Unity Flag Project

The Unity Flag Project, a nationwide traveling exhibit inspiring empathy and bipartisanship, opens to VWU students, faculty and staff in the Neil Britton Art Gallery on Inauguration Day, January 20, and continues through March 19. A virtual exhibit is available to the off-campus community.

The Unity Flag Project was initiated by Dr. Meaghan Brady Nelson, Assistant Professor of Art Education and Program Director of Fine Arts at Belmont University, in anticipation of the final presidential debate held at Belmont on October 22, 2020. She took the blue and red polarization of our current political climate and used the visual arts to bring them together to foster “purple empathy.” The project was designed to encourage civil discourse, build empathy, and bridge political divides through the visual arts by inviting artists from across the country to create representations of the U.S. flag that expressed empathy for bipartisanship.
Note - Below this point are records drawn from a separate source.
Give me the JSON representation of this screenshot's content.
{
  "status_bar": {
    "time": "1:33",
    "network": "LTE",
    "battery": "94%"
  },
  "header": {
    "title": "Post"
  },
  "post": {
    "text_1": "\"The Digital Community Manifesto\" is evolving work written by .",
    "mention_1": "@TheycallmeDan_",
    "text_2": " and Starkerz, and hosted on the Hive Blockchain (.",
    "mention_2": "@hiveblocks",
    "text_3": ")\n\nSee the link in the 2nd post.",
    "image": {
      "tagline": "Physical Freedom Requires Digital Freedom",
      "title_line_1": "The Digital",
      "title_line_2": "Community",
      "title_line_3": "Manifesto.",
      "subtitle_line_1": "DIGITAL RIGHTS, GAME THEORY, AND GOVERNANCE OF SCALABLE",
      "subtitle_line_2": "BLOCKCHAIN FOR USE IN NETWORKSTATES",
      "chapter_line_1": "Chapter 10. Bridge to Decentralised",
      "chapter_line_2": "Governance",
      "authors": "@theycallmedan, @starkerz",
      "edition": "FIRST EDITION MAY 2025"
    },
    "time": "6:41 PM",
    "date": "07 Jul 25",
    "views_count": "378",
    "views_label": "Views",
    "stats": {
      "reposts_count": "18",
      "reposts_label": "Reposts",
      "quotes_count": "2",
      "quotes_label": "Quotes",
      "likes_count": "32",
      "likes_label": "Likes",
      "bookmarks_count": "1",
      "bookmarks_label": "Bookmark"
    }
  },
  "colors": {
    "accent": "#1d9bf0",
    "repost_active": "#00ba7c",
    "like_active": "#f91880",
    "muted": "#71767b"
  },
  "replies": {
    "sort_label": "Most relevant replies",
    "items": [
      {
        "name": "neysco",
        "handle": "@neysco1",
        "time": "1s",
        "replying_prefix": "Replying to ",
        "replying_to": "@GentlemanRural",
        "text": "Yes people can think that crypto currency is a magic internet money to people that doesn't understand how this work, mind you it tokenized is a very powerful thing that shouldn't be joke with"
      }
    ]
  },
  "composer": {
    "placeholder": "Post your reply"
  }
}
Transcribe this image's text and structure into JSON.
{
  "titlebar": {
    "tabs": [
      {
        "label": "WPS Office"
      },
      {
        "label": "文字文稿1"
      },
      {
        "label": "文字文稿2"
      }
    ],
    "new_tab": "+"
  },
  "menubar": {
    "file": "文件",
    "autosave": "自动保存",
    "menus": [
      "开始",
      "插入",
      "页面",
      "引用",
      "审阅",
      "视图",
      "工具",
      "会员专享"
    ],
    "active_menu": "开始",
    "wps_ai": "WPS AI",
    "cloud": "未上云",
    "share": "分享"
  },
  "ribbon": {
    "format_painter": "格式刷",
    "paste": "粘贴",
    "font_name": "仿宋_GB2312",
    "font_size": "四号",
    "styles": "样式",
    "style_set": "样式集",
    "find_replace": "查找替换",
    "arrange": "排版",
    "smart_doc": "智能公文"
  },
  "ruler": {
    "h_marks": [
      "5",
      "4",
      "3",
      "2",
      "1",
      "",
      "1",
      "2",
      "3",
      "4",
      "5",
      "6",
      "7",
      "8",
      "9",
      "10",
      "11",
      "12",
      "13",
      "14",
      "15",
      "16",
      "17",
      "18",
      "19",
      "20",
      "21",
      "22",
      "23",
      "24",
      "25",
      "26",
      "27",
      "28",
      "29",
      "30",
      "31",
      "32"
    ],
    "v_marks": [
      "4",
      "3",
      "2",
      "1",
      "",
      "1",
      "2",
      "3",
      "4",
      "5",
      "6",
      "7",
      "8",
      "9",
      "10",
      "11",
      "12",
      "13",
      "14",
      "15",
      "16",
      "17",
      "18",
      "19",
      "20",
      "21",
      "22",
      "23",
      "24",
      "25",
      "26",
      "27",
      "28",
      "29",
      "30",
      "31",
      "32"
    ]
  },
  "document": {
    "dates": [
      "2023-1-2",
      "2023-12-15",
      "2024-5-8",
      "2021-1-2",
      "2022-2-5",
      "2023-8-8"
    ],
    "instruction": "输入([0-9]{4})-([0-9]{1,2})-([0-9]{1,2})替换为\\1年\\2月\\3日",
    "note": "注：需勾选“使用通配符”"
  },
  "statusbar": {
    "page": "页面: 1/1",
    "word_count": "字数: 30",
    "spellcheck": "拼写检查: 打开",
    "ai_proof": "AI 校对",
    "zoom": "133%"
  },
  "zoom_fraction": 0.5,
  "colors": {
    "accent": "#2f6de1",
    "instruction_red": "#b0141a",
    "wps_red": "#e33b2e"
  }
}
Purple empathy is the action of understanding, being aware of, being sensitive to, and vicariously experiencing the feelings, thoughts, and experience of another’s political views, political experiences, political opinions, political understandings, political intentions, and political decisions.

–Dr. Meaghan Brady Nelson

The Robert Nusbaum Center was selected to create the Unity Flag for Virginia. “A Beacon of Hope” was one of the 30 state flags displayed during the October debate and features a lighthouse and heart images as symbols of welcome and hope, and to serve as a reminder to remain vigilant in uniting around a vision for a more perfect union, a union in which equality and justice for all rings true.

Visit the Unity Flag Project for more information about the original display.

Invitation to Create a Unity Flag

Local individuals and groups are invited to create Unity Flags. Select canvas submissions will travel with the exhibition on a national tour to promote purple empathy. Digital submissions will be added to the digital exhibition. For more information on guidelines for submission, please contact VWU Art Professor and Curator of Exhibitions for the Neil Britton Art Gallery John Rudel at jrudel@vwu.edu.

We believe that civil discourse in the arts has the power to provide a focal point for dialogue, to reduce barriers to participation and spark individuals into action, to promote new ways of thinking about and understanding issues, and to ultimately catalyze needed change. Following a period of tremendous social unrest in our country, we are hopeful that promoting unity through this exhibition and related events will harness the power of creative expression as a means for positive growth.

Professor John Rudel